White 44.3% 48.3% 61.1% 61.1% 63.2% 64.0% 62.0% 58.8% 57.3%
Yellow 2.8% 2.2% 2.0% 2.1% 2.1% 1.7% 1.6% 1.5% 1.2%

The analysis also shows decreasing popularity of blue, green, red, and yellow vans as sophisticated silver and black lead the way in the reinvention of the van driver.

Not only is the WVM under threat of extinction from the SVM, he also faces growing competition from the Silver Van Woman (SVW). Women van drivers are more likely than male drivers to opt for a silver van with 9.62% of women choosing silver as opposed to 5.93% of men. In fact, women are proving themselves to be much more creative when it comes to colouring their vans. They are more likely than men to own vans in beige/buff, black, blue, bronze, cream/ivory, gold, green, grey, maroon, mauve/purple/violet, pink, and multicolours. Male van drivers do have their favourites though, being more likely than women to choose yellow, orange or red, as well as white. Both genders are equally likely to drive vans in brown or turquoise.

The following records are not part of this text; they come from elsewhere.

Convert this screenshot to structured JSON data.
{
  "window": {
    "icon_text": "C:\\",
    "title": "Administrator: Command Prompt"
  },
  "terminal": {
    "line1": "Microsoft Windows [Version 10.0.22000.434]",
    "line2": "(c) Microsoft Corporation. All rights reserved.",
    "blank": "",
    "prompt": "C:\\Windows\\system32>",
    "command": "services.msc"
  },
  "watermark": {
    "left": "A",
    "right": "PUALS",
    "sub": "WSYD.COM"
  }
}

Van Colour Men Women
Beige / Buff 0.55 1.47
Black 2.21 2.52
Blue 13.58 16.32
Bronze 0.02 0.08
Brown 0.05 0.05
Cream / Ivory 0.12 0.18
Gold 0.13 0.38
Green 2.65 4.90
Grey 4.15 5.34
Maroon 0.14 0.21
Mauve / Purple / Violet 0.08 0.12
Multi coloured 0.07 0.08
Orange 0.25 0.17
Pink 0.00 0.02
Red 11.48 11.42
Silver / Aluminium 5.93 9.62
Turquoise 0.12 0.12
White 54.07 42.50
Yellow 1.49 1.26

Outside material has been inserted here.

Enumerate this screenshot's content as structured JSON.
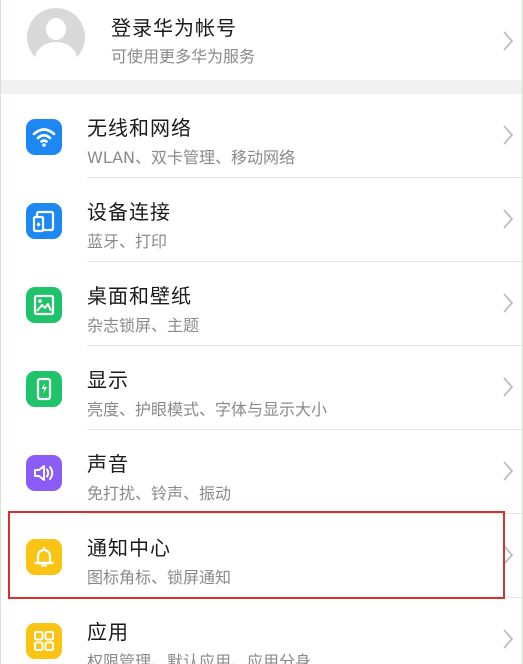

Although the popularity of white vans is decreasing in comparison to other colours, it still remains favourite for the majority of van drivers. This is particularly true for company owned vans where 64.8% of drivers are WVM or WVW. If current trends continue then silver is set to be the new white, but if SVM is given the same stereotypes as the WVM of the past, perhaps a new colour will move in as desirable and the cycle will continue until there is no dominant colour and motorists will no longer have a white van man scapegoat on which to blame their road rage.

This analysis has been performed by GMAP Consulting using current market statistics from anonymised DVLA PARC data.